**Problem details**: The expected answer is a bare count of the lines in the data below that contain "name".

**Input for this task**:

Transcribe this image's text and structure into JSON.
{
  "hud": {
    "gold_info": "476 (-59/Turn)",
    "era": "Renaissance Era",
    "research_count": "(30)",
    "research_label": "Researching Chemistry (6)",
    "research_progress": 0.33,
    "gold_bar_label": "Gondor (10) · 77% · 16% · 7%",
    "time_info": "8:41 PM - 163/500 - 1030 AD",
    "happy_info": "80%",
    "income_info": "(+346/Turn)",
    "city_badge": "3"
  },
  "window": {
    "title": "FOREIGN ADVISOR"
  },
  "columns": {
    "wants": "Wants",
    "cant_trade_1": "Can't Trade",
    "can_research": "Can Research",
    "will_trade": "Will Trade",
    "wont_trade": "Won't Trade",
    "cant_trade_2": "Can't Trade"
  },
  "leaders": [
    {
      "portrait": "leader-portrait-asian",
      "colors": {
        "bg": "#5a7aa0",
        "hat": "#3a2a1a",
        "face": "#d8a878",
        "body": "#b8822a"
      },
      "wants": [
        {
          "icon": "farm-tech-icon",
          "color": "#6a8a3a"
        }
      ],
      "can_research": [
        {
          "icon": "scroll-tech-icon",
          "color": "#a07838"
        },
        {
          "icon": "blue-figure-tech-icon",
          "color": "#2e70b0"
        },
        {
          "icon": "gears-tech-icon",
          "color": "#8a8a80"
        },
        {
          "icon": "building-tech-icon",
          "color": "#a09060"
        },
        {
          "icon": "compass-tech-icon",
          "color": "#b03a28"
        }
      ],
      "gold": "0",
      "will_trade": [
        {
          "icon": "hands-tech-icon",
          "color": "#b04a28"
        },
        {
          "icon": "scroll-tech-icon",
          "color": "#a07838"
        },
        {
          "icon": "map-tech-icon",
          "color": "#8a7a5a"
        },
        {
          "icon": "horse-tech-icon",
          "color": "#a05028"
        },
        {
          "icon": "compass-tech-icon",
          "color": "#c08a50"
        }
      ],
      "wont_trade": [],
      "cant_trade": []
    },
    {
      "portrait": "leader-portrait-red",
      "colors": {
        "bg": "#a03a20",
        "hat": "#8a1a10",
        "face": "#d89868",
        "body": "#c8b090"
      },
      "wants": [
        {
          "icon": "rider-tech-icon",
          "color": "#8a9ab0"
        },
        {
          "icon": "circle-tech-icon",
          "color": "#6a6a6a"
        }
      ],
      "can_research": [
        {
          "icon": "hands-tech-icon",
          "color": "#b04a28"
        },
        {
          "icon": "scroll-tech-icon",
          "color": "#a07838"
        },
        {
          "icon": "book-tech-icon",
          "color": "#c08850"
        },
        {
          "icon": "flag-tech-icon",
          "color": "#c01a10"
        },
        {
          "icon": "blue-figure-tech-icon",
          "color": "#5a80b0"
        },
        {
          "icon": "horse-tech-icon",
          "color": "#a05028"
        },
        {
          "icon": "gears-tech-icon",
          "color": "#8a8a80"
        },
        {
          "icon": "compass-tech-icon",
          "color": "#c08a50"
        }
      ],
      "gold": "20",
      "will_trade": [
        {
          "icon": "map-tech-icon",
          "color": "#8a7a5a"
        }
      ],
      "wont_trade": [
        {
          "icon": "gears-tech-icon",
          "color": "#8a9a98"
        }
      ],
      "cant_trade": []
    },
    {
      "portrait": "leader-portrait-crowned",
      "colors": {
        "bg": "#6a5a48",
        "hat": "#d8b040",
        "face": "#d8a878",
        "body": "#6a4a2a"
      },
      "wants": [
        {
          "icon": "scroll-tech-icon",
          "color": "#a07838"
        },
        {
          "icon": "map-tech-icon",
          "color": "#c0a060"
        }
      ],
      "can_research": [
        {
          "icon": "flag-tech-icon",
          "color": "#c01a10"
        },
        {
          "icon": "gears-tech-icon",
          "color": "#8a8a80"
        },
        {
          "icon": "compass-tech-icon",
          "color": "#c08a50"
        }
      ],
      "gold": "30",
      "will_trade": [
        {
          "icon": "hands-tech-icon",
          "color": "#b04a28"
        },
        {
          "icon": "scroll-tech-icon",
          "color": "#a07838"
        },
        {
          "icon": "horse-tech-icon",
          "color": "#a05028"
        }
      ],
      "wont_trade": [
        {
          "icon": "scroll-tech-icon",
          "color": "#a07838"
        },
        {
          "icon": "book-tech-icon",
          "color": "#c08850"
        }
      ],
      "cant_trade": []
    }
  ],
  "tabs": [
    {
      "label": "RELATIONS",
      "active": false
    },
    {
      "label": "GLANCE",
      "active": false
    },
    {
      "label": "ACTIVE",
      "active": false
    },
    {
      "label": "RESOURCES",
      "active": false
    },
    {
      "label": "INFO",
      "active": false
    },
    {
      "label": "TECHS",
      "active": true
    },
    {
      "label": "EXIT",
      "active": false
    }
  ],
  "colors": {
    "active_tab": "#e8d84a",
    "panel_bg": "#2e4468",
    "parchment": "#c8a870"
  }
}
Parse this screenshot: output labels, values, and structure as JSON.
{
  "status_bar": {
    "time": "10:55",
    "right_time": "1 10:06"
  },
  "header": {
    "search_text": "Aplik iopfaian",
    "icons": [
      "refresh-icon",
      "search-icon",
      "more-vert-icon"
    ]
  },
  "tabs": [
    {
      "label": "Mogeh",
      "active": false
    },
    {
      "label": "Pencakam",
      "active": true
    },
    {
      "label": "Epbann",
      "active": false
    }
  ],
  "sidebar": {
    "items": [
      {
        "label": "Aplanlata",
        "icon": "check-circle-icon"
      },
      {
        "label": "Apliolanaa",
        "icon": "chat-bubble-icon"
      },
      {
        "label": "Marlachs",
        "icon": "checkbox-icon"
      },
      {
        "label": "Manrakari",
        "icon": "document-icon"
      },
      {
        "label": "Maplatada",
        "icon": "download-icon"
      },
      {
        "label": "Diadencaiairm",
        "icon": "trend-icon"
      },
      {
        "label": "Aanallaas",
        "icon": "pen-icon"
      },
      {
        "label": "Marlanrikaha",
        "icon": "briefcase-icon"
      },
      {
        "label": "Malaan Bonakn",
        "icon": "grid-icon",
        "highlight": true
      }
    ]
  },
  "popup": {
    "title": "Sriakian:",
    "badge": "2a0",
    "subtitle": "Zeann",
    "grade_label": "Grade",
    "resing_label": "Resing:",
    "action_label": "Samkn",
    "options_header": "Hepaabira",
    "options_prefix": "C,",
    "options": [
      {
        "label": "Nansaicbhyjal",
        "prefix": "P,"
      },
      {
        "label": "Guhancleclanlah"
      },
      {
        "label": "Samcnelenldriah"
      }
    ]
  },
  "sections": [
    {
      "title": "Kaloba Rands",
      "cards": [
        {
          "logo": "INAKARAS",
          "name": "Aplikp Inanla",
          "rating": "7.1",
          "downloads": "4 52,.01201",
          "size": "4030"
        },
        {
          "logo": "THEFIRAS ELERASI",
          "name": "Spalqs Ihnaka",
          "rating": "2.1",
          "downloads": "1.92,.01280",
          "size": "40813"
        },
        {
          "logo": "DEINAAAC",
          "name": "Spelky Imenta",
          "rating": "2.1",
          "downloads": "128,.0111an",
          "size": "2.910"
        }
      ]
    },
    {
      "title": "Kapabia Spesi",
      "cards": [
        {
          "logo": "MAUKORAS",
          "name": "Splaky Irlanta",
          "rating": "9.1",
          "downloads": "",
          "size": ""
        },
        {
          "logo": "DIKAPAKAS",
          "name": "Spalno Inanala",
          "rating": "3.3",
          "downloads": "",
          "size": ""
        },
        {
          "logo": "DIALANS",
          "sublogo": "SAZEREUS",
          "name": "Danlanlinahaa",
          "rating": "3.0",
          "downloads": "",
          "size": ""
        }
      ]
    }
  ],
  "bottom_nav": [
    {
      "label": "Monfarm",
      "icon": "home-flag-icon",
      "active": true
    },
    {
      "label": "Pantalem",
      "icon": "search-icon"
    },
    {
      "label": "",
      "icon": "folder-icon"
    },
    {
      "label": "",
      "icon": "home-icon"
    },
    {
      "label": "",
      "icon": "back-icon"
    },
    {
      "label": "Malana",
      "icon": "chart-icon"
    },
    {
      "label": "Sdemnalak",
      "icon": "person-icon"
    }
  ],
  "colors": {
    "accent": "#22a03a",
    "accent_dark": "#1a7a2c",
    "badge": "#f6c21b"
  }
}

**Problem solution**: 6